  7. My big stressors are phone calls (almost always feel like I come off as an idiot during them), and the lobby after services. I have to make myself approach people that I do not know well. That's why I am exhausted on Sunday afternoons. Great list Ron!

    • Thanks Chris. Somehow I knew you were an introvert. I am not much of a phone conversationalist either. I cringe at voice mails that say" please call me" especially if they don't tell me what they want.

  8. As a fellow introvert, I appreciate the reality of needing some alone time to "recharge batteries".

    What helps me is recognizing there are different types of vacations. Some are entertainment and others are for relational connection time. I greatly need the slow, spiritual, refreshing ones as well.

    If we try to mix them, we usually end up with a frustrating vacation.

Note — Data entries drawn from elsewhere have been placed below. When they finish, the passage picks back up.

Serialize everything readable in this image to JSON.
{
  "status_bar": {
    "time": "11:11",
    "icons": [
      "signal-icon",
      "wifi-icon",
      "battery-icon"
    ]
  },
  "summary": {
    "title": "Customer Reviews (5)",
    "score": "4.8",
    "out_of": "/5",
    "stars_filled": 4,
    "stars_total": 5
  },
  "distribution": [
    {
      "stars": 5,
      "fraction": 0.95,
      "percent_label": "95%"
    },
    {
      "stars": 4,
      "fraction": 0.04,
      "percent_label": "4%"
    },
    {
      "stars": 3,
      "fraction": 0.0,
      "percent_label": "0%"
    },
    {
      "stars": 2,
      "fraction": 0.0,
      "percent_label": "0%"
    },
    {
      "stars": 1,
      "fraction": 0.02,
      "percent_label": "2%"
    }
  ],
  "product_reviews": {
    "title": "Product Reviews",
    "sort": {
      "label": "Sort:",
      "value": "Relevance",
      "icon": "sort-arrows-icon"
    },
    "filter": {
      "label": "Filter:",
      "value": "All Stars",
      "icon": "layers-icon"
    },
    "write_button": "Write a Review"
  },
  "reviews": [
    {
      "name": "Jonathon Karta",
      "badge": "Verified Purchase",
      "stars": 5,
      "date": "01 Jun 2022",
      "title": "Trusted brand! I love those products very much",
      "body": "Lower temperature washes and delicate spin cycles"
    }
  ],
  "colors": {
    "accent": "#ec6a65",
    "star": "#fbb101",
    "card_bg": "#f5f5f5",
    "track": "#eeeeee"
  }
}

  9. For me I try and piggy back off of groups. What I mean by that is people naturally congregate in smaller groups so I weave in and out of those at church. It appears as if I’m extroverted but really I’m staying in downsized groups not having to have prolonged awkward interaction it stays shallow, they feel touched. And they are understanding because “it’s Sunday we know you’re busy, I’ll Facebook you my question tomorrow.” I dont know about you but that is music to my ears!

  10. Thank you Jason…I'm with you on the email thing. My church calls me to, so I don't want to discourage all calls…since some are wired that way too…but I'll always give a better response when I can think about it. If the person requires verbal, then I'll usually say, "let me get back to you on that" rather than instantly responding. It allows me to gear up…

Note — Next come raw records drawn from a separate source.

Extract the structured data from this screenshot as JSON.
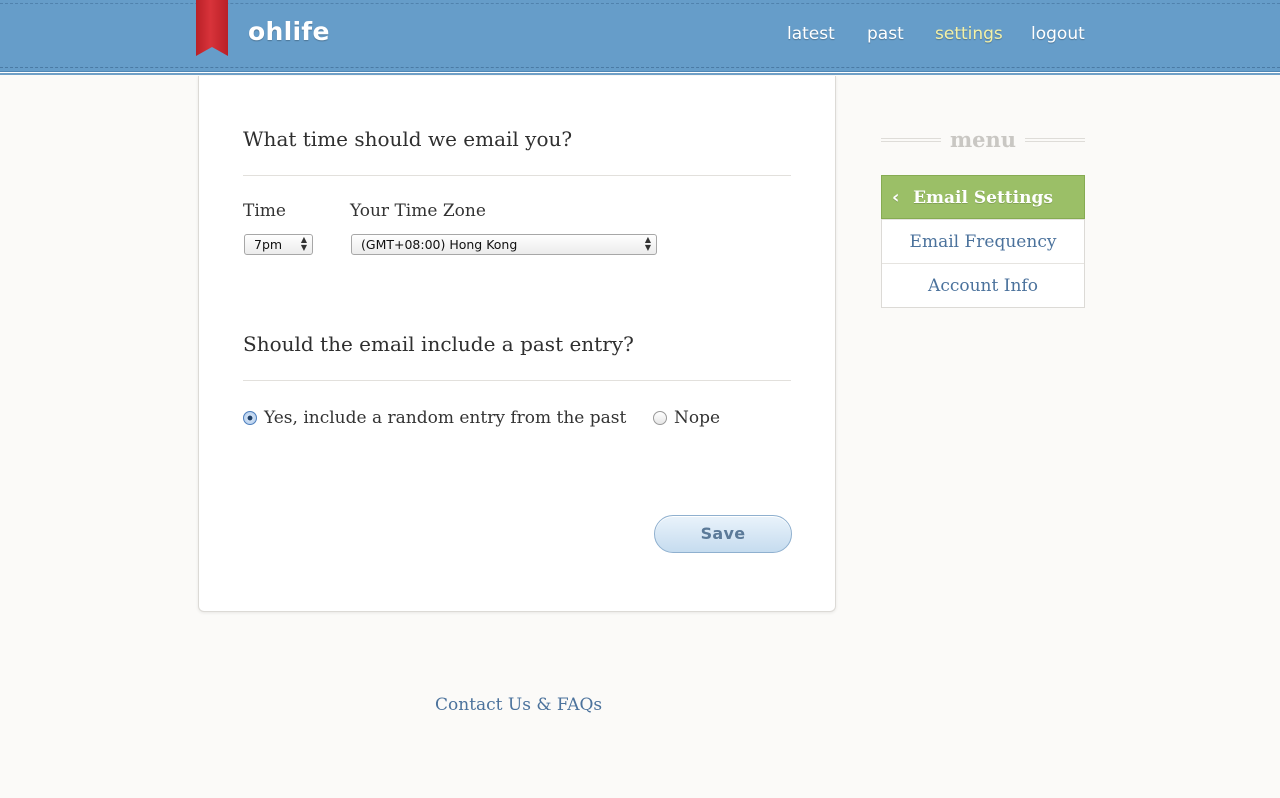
{
  "brand": {
    "name": "ohlife"
  },
  "nav": {
    "items": [
      {
        "label": "latest"
      },
      {
        "label": "past"
      },
      {
        "label": "settings",
        "active": true
      },
      {
        "label": "logout"
      }
    ]
  },
  "email_time": {
    "title": "What time should we email you?",
    "time_label": "Time",
    "time_value": "7pm",
    "timezone_label": "Your Time Zone",
    "timezone_value": "(GMT+08:00) Hong Kong"
  },
  "past_entry": {
    "title": "Should the email include a past entry?",
    "options": [
      {
        "label": "Yes, include a random entry from the past",
        "checked": true
      },
      {
        "label": "Nope",
        "checked": false
      }
    ]
  },
  "save_label": "Save",
  "menu": {
    "heading": "menu",
    "items": [
      {
        "label": "Email Settings",
        "active": true
      },
      {
        "label": "Email Frequency"
      },
      {
        "label": "Account Info"
      }
    ]
  },
  "footer": {
    "contact_label": "Contact Us & FAQs"
  },
  "colors": {
    "header_blue": "#669dc9",
    "ribbon_red": "#c8282f",
    "active_nav": "#f4f1a6",
    "menu_active_green": "#9bbf67",
    "link_blue": "#4b729c"
  }
}
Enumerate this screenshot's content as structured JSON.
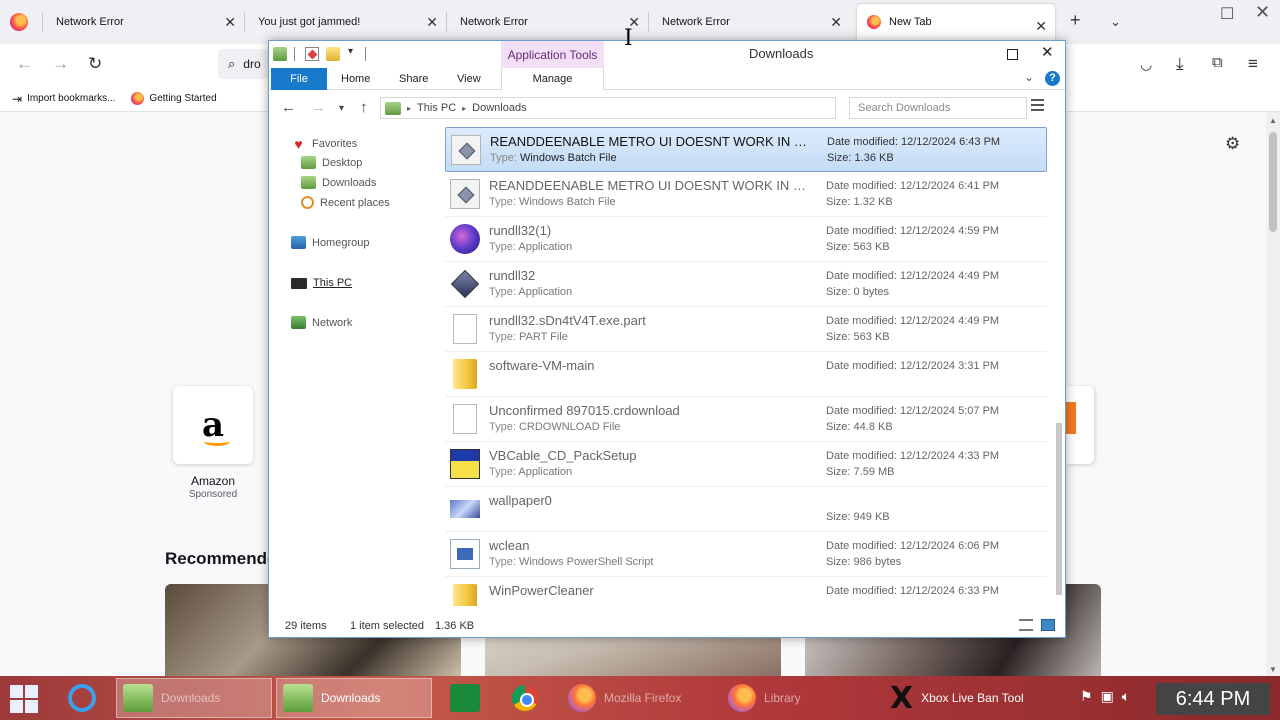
{
  "browser": {
    "tabs": [
      {
        "label": "Network Error"
      },
      {
        "label": "You just got jammed!"
      },
      {
        "label": "Network Error"
      },
      {
        "label": "Network Error"
      },
      {
        "label": "New Tab"
      }
    ],
    "url_text": "dro",
    "bookmarks": [
      {
        "label": "Import bookmarks..."
      },
      {
        "label": "Getting Started"
      }
    ],
    "shortcut_tile": {
      "label": "Amazon",
      "sublabel": "Sponsored"
    },
    "recommended_heading": "Recommende"
  },
  "explorer": {
    "title": "Downloads",
    "context_tab": "Application Tools",
    "ribbon_tabs": {
      "file": "File",
      "home": "Home",
      "share": "Share",
      "view": "View",
      "manage": "Manage"
    },
    "breadcrumb": {
      "root": "This PC",
      "current": "Downloads"
    },
    "search_placeholder": "Search Downloads",
    "nav": {
      "favorites": "Favorites",
      "desktop": "Desktop",
      "downloads": "Downloads",
      "recent": "Recent places",
      "homegroup": "Homegroup",
      "this_pc": "This PC",
      "network": "Network"
    },
    "files": [
      {
        "name": "REANDDEENABLE METRO UI DOESNT WORK IN WIN...",
        "type": "Windows Batch File",
        "date": "12/12/2024 6:43 PM",
        "size": "1.36 KB",
        "icon": "batch-icon"
      },
      {
        "name": "REANDDEENABLE METRO UI DOESNT WORK IN WIN...",
        "type": "Windows Batch File",
        "date": "12/12/2024 6:41 PM",
        "size": "1.32 KB",
        "icon": "batch-icon"
      },
      {
        "name": "rundll32(1)",
        "type": "Application",
        "date": "12/12/2024 4:59 PM",
        "size": "563 KB",
        "icon": "app-globe-icon"
      },
      {
        "name": "rundll32",
        "type": "Application",
        "date": "12/12/2024 4:49 PM",
        "size": "0 bytes",
        "icon": "app-diamond-icon"
      },
      {
        "name": "rundll32.sDn4tV4T.exe.part",
        "type": "PART File",
        "date": "12/12/2024 4:49 PM",
        "size": "563 KB",
        "icon": "blank-file-icon"
      },
      {
        "name": "software-VM-main",
        "type": "",
        "date": "12/12/2024 3:31 PM",
        "size": "",
        "icon": "folder-icon"
      },
      {
        "name": "Unconfirmed 897015.crdownload",
        "type": "CRDOWNLOAD File",
        "date": "12/12/2024 5:07 PM",
        "size": "44.8 KB",
        "icon": "blank-file-icon"
      },
      {
        "name": "VBCable_CD_PackSetup",
        "type": "Application",
        "date": "12/12/2024 4:33 PM",
        "size": "7.59 MB",
        "icon": "vbcable-icon"
      },
      {
        "name": "wallpaper0",
        "type": "",
        "date": "",
        "size": "949 KB",
        "icon": "image-icon"
      },
      {
        "name": "wclean",
        "type": "Windows PowerShell Script",
        "date": "12/12/2024 6:06 PM",
        "size": "986 bytes",
        "icon": "powershell-icon"
      },
      {
        "name": "WinPowerCleaner",
        "type": "",
        "date": "12/12/2024 6:33 PM",
        "size": "",
        "icon": "folder-icon"
      }
    ],
    "labels": {
      "type_prefix": "Type:",
      "date_prefix": "Date modified:",
      "size_prefix": "Size:"
    },
    "status": {
      "count": "29 items",
      "selected": "1 item selected",
      "selected_size": "1.36 KB"
    }
  },
  "taskbar": {
    "items": [
      {
        "label": "Downloads"
      },
      {
        "label": "Downloads"
      },
      {
        "label": "Mozilla Firefox"
      },
      {
        "label": "Library"
      },
      {
        "label": "Xbox Live Ban Tool"
      }
    ],
    "clock": "6:44 PM"
  }
}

    That being said, one stressful thing for me to hear…or email to get…is one that says "give me a call and let's talk about it".

  11. I am so reflective in my thinking that I find phone conversations to be so difficult. And sometimes in the heat of the "say something" moment, I feel like I water things down or even misrepresent what I truly believe in an effort to comfort. That's why I much prefer email for most things. It's gotten me in trouble before because miscommunication is a real possibility there too, no matter how carefully you consider and craft responses.

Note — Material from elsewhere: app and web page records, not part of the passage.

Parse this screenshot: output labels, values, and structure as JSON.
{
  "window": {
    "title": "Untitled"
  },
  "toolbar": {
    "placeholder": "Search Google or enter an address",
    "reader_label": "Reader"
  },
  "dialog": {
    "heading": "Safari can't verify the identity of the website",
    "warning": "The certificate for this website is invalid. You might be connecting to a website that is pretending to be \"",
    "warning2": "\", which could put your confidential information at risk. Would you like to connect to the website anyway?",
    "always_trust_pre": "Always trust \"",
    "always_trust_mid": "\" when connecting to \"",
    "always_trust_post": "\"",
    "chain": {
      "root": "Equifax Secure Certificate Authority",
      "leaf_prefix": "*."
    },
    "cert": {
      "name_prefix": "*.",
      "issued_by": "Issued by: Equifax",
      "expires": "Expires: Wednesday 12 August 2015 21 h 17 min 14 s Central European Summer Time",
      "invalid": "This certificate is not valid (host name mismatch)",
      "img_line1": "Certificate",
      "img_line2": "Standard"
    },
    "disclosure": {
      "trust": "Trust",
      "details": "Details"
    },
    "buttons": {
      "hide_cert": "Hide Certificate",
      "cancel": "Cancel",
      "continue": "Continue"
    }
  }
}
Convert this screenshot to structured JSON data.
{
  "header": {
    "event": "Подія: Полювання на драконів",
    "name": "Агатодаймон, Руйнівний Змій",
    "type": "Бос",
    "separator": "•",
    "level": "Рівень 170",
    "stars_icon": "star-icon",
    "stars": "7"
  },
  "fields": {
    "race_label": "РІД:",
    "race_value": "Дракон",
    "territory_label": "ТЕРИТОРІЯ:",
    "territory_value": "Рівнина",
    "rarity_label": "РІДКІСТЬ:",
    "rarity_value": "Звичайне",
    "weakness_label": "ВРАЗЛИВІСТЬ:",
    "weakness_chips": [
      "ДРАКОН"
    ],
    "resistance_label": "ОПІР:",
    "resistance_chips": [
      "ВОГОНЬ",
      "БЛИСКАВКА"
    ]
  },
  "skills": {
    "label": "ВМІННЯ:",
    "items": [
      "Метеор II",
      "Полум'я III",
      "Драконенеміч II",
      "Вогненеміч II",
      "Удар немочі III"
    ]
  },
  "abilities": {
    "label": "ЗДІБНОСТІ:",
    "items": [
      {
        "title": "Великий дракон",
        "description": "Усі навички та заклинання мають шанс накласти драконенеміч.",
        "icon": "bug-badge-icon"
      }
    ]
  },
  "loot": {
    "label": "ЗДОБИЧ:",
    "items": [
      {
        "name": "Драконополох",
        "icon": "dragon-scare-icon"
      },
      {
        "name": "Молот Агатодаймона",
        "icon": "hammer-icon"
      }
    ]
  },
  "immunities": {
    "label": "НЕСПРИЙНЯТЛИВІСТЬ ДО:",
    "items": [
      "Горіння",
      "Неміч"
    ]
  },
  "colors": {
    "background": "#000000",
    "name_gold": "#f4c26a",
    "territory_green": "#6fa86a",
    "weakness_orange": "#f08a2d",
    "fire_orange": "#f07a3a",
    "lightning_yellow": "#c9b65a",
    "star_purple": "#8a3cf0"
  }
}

    Anyway, great list. Glad you recognize these things and help me see what I'm doing right and things I need to work on. These two posts have sparked a lot of life in me so I appreciate it. Thank you, Ron.

  12. re: #4 – the flip side of this is letting the skills and strengths of others blossom. I was given some very good advice very early on in my professional life by someone mentoring me to take on leadership roles. The advice has served me very well and had the benefit of me being able to encourage younger leaders.

    Here's the advice:

    Do what you do well – for everything else add people to your team that do them better than you.

    Before hearing that, I was always told that I needed to be good at everything – false. Hope that contributes to the discussion here.

  13. Things I do:
    1. Own my time and protect my down time
    2. few but deep relationships that I hold all areas of my a life accountable to
    3. Boundaries & Balance are the biggest struggle. But if I have a day filled with lots of meetings I try to keep the next day free of meetings. If it's not possible, my weekends & nights become my down time to recoup. If ind I'm always looking at my schedule and adjusting.

    Social Networking provides a safe haven for introverts because we can control the amount of stimulation!

  14. Ron like you I find it easier to get Sue to deal with people at the door, and on the phone especially when it involves numbers, like computerized receptionists because I just get flustered.
    We are not sure what is going to happen over the next couple of months as far as ministry goes things seem to be happening to upset our balance at the moment but one thing that we also have in common is that I can come alive, so to speak, online of when typing the daily MMW Blog. I am free with this mask to interact with.
    We would appreciate if you could keep us in your prayer notes whenever the name comes up we need instruction and with what is going on at the moment it would be extremely easy to jump in and expect God to enable us in places where He might not plan for us to be. And for us that is nowhere, it is only right where He wants us
    Rgds Bj